1. World’s Costliest Cities
EU want to stay in? UK. It’s not all a bed of roses
You may love Paris in the springtime but make sure you’re carrying some extra dosh in your wallet, or top up your payment cards, because a cup of cafe latte will burn a hole in your pocket.
The Economist Intelligence Unit’s 2019 Worldwide Cost of Living Survey, which evaluates the cost of over 150 items in 133 cities around the world, features a top 10 largely dominated by Asian and European cities. Along with with Singapore and Hong Kong, Paris shares the top slot on the winners’ podium.
New York and LA are the only US cities in the top 10. US cities cities were among the priciest when it came to utilities and domestic help. In Europe, Zurich and Geneva had the highest costs when it came to household, personal care, recreation and entertainment expenses. But Copenhagen’s high ranking is believed to be due to relatively high transport, recreation and personal care costs. Meanwhile, Istanbul has become considerably less expensive, dropping 48 places to joint 120th on the list — due mainly to the weakening Turkish Lira. Here’s the top ten:
=1. Hong Kong
=7. New York
=10. Tel Aviv
=10. Los Angeles
British cities recovered a few positions (if that’s something to be proud of!) a year after reaching the cheapest level in more than two decades due to Brexit uncertainty, with London ranking 22nd.
If you want to know which cities are the cheapest to live in try New Delhi, Karachi and Buenos Aires; but avoid troubled Damascus and Caracas.
2. WorldPay Finds Another Home
One of Britain’s most successful fintech companies, payment processing business WorldPay, has found a new home across the pond.
In what often seems an inevitable outcome with aspirational UK businesses, it’s the US that recognises the long term opportunity and value of stumping up the money needed to expand further. WorldPay was sold by Royal Bank of Scotland (RBS) for $43 billion (£32 billion) to Florida-based Fidelity National Information Services (FIS). It also took on all its debt. In a sign of the times, regarding banking disruption, it is impressive to see that WorldPay’s value now matches the stock market value of RBS; once a banking behemoth.
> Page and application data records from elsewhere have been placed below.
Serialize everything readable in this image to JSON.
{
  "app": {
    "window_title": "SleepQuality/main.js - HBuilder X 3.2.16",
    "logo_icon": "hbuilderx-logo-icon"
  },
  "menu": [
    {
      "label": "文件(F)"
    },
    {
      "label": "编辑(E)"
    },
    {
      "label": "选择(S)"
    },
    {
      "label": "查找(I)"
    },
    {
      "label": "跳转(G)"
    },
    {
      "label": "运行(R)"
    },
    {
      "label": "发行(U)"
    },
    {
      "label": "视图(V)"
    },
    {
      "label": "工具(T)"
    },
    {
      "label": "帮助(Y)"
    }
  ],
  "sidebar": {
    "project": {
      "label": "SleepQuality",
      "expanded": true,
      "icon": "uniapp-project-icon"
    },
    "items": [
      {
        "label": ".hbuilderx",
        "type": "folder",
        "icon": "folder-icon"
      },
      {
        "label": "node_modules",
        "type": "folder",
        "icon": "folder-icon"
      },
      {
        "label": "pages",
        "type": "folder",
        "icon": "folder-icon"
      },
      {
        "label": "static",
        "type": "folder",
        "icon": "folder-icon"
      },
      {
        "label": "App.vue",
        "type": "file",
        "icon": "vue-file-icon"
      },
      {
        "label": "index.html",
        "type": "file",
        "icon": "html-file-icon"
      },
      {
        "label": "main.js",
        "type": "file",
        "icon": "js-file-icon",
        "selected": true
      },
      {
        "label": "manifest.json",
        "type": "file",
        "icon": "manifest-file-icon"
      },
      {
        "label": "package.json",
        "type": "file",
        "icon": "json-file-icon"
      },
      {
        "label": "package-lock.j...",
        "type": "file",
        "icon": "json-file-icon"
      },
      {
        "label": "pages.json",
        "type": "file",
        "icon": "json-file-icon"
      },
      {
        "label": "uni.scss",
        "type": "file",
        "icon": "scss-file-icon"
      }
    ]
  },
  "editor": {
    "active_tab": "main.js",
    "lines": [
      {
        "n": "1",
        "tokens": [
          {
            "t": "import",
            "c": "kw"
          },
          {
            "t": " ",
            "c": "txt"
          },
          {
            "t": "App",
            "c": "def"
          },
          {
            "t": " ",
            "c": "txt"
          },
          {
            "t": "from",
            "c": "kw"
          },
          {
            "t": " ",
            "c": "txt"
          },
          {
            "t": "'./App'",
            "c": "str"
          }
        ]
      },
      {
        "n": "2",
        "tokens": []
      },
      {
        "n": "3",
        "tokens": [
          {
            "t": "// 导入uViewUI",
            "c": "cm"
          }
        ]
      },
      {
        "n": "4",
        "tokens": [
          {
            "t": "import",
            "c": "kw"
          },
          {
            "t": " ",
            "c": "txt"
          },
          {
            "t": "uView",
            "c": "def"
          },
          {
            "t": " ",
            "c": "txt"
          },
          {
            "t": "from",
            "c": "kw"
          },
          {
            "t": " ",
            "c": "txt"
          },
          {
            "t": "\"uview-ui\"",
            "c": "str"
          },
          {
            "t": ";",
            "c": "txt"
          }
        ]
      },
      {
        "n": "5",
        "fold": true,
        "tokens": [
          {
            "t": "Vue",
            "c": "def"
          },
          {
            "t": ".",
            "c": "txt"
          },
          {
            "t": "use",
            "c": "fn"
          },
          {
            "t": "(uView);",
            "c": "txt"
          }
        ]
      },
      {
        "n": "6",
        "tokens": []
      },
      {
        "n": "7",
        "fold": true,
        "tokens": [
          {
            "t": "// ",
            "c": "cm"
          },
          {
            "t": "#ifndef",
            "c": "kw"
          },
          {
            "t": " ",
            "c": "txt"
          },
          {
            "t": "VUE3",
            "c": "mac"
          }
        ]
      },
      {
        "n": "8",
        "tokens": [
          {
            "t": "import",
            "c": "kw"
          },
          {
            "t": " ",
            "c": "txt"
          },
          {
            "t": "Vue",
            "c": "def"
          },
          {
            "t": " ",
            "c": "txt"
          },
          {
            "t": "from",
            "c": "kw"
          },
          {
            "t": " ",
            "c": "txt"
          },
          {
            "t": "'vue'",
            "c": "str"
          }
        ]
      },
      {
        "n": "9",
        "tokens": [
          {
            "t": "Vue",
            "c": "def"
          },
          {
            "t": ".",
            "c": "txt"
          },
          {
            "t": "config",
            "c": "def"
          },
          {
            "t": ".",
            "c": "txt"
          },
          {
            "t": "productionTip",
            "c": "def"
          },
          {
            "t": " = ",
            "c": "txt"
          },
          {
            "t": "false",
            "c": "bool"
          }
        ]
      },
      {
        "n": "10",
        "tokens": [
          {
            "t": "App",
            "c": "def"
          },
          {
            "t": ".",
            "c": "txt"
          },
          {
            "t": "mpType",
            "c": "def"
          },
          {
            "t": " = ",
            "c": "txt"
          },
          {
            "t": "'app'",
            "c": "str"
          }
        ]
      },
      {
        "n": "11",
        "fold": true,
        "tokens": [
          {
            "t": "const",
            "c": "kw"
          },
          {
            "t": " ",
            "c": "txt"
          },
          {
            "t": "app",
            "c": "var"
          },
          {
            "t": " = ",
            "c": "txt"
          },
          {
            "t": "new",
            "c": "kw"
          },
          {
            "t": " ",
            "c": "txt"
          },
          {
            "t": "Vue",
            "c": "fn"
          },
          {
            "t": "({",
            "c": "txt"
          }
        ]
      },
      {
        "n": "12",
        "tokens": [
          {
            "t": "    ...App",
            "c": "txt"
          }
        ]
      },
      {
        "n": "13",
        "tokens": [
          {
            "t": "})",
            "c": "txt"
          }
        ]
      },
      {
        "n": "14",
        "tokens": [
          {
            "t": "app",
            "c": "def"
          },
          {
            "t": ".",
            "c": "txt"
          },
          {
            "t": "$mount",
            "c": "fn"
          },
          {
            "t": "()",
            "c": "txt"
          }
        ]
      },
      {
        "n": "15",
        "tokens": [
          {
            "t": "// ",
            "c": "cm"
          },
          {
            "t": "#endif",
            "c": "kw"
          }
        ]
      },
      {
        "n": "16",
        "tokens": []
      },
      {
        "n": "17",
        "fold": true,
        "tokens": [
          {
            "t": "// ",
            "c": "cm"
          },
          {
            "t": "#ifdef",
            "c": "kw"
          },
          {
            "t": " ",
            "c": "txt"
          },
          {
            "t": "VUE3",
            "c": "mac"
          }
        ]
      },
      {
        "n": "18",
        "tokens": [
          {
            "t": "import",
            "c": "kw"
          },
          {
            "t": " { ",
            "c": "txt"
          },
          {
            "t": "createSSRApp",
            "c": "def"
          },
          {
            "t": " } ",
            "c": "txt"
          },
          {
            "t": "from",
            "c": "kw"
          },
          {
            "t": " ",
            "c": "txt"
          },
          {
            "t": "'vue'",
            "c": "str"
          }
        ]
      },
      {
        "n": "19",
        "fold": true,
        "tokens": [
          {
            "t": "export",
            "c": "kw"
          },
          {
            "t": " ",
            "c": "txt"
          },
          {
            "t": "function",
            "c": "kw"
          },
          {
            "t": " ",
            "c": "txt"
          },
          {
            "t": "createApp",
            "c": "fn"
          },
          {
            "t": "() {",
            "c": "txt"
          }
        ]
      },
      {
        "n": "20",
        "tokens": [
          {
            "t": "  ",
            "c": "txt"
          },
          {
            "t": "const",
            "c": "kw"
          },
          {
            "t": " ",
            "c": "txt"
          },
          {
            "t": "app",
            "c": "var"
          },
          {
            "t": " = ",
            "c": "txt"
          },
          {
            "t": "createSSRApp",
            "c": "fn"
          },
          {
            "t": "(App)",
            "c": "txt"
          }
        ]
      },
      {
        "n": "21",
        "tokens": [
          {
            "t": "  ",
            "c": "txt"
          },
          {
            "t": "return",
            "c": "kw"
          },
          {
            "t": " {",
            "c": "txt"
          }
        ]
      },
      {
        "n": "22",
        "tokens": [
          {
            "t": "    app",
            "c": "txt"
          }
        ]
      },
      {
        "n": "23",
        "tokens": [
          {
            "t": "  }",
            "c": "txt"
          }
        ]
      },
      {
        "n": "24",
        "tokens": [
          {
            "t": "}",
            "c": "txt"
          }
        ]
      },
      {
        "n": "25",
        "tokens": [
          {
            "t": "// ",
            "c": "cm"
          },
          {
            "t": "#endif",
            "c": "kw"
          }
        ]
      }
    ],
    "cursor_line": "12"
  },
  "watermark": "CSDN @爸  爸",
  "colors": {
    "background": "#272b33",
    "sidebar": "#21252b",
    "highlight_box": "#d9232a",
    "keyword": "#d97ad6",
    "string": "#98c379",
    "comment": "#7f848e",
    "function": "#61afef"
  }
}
The rise of fintech has seen technology firms taking on banks in a race for control of the financial markets. “The need to invest, to continue to modernise both the technology and application layers, and continue to innovate so our customers can continue to be disrupters, will be important for us,” said WorldPay CEO Gary Norcross. What this deal shows is that the rapid shift in this sector needs large amounts of investment to keep the momentum going.
No doubt more fintech deals, and listings, are going to happen. The big question is whether the UK’s fintech hub powerhouse will garner the support it needs from fellow legacy businesses and investors, or whether it will be more savvy and deeper pocketed overseas investors that will cherry-pick the best.
Today we are watching…
1. Softcat (#softcat)
UK reseller, Softcat, has just reported another strong set of results for its first half ending January 2019, despite its adoption of new accounting standards wreaking havoc with its revenues. Income rocketed by an eye-popping 28.5%. Unfortunately, its adoption of the new IFRS 15 had a major “presentational impact” on its top line numbers, with revenue coming in at £434m, £174m behind what it would have been under previous standards. Keep your eyes peeled on this cat. It has a few more lives in it.
2. Motor Oil Hellas (#motoil)
Greek oil refinery, Motor Oil Hellas, reports its full year results later today. There is very little analyst news on this company except to say that the general consensus is that it’s undervalued. Judging from the Invstr instrument score, it has a healthy performance (rate of return) compared to its piers. For a country fighting to come out of a crisis, this company is one example of a nation showing vigour and determination to get out of a rut.